Statue of Liberty?

Elijah Robinson, Secretary

Give me your poor, your tired, your huddled masses yearning to breathe free…—These words are etched on the Statue of Liberty on Ellis Island, long thought to be a landmark of our immigrant wave in the late 1800’s & early 1900s. The story is more complicated than that, by design.
The architect of this statue was a French sculptor named Frédéric Auguste Bartholdi. It was sent to the U.S. as a gift for their centennial of independence, which France played an integral role in.
When deciding how to best represent American freedom, Enlightenment principles and liberty, Barthholdi and his team went through a variety of symbolic gestures, such as the Pileus, a hat given to emancipated slaves in ancient Rome. However, Jefferson Davis, the Secretary of War at the time, and later President of the Confederate States of America, argued against it. As it could be seen as an abolitionist symbol.
After 1865, the Civil War was over, the Union won, and the slaves were freed. As a result, one of the finishing touches of this statue were broken shackles on the feet of Lady Liberty, symbolizing the end of slavery in America. And the end of oppression around the world. The shackle and chain at the right foot disappear into the dress, only to appear again in front of her left foot.
When it was completed on October 28, 1886, the Black press were aggrieved. They felt the ideas this monument represented did not apply to African-Americans during this time.

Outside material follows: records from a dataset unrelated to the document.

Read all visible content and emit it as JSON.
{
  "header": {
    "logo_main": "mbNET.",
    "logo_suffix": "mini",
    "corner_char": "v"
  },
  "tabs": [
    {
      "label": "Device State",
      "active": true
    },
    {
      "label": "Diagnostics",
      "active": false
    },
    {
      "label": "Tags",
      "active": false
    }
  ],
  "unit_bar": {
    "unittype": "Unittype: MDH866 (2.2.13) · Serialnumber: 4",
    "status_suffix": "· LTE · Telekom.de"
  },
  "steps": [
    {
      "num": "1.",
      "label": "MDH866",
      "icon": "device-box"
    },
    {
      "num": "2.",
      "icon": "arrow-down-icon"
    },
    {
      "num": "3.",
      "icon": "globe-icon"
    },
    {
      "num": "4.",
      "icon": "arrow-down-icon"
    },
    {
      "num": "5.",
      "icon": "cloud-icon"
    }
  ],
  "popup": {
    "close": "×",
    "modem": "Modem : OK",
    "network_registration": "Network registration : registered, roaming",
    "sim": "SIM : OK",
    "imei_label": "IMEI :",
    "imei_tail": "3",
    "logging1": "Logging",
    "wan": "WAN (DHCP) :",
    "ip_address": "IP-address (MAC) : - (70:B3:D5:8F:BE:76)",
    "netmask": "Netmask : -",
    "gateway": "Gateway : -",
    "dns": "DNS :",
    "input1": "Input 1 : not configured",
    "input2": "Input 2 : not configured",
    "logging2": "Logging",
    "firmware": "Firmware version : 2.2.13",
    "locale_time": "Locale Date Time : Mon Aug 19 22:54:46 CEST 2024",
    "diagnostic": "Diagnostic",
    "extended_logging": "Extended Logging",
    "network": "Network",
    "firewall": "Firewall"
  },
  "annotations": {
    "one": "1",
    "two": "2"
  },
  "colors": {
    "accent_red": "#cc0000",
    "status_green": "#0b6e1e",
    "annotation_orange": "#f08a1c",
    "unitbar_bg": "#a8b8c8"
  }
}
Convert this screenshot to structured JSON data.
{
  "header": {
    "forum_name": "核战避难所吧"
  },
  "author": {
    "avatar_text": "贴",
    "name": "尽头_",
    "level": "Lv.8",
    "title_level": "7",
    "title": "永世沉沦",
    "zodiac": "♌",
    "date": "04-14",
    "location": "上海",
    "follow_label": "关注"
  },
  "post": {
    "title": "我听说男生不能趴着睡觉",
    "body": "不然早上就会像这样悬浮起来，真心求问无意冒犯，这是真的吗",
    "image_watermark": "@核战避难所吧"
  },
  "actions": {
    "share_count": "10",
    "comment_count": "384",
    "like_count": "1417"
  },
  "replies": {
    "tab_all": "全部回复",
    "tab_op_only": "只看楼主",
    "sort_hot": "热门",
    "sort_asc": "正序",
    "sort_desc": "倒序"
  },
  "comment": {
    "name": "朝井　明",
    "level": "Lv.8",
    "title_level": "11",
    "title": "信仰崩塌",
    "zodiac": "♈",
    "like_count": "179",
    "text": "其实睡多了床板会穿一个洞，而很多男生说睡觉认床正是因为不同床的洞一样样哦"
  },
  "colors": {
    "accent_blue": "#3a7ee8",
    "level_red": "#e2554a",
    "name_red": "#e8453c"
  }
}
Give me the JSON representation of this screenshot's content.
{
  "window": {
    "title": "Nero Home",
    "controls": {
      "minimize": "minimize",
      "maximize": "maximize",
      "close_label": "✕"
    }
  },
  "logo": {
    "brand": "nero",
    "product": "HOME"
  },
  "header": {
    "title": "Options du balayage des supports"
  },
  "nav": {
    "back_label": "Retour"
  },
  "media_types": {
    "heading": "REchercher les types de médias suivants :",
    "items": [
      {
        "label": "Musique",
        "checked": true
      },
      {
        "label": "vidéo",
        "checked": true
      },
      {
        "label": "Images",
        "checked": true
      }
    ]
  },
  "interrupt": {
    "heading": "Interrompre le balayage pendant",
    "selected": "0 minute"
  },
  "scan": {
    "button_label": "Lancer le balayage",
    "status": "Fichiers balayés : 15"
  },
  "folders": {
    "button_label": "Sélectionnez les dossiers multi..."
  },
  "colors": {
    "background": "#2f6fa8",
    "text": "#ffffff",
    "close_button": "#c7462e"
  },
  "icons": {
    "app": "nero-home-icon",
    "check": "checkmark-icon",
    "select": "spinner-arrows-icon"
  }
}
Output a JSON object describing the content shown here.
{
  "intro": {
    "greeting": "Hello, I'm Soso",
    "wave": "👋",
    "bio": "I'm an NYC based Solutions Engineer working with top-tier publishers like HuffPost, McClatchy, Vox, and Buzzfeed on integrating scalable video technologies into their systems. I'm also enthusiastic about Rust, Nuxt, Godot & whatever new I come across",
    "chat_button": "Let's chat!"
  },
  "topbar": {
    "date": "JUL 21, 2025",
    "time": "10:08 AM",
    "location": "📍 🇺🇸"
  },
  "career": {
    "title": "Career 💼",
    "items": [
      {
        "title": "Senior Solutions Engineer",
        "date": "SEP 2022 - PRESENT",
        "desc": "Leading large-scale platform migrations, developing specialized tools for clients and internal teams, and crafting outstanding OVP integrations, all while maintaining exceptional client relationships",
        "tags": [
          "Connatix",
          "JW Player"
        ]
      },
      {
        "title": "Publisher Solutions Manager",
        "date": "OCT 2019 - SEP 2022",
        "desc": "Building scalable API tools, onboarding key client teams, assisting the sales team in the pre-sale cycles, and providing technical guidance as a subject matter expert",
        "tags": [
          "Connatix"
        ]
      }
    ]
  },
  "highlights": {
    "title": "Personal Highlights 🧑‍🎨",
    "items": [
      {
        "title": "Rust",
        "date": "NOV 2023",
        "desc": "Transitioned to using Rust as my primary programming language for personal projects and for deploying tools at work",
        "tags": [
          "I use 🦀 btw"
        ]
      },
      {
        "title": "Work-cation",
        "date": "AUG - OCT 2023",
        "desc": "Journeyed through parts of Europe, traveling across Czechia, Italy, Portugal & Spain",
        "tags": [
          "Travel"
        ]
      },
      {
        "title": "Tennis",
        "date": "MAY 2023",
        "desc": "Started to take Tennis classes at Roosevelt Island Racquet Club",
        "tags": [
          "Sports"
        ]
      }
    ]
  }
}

This belief comes roughly ten years after the end of the botched Reconstruction period, and 20 years after the creation of Black codes, and the founding of the Ku Klux Klan. Needless to say, they were correct in their assumption.
Today, it is a symbol for the immigration period that took place during the late 1800s to early 1900s. Millions of immigrants from Europe passed by this statue hoping to benefit from the opportunity this monument represented for them.
Many people forget that fundamental piece of the statue that brings it all together. The chain that remains on the pedestal represents hope, as well as the reality that it is after all a symbol that is not indicative of the real status for millions of people in this country.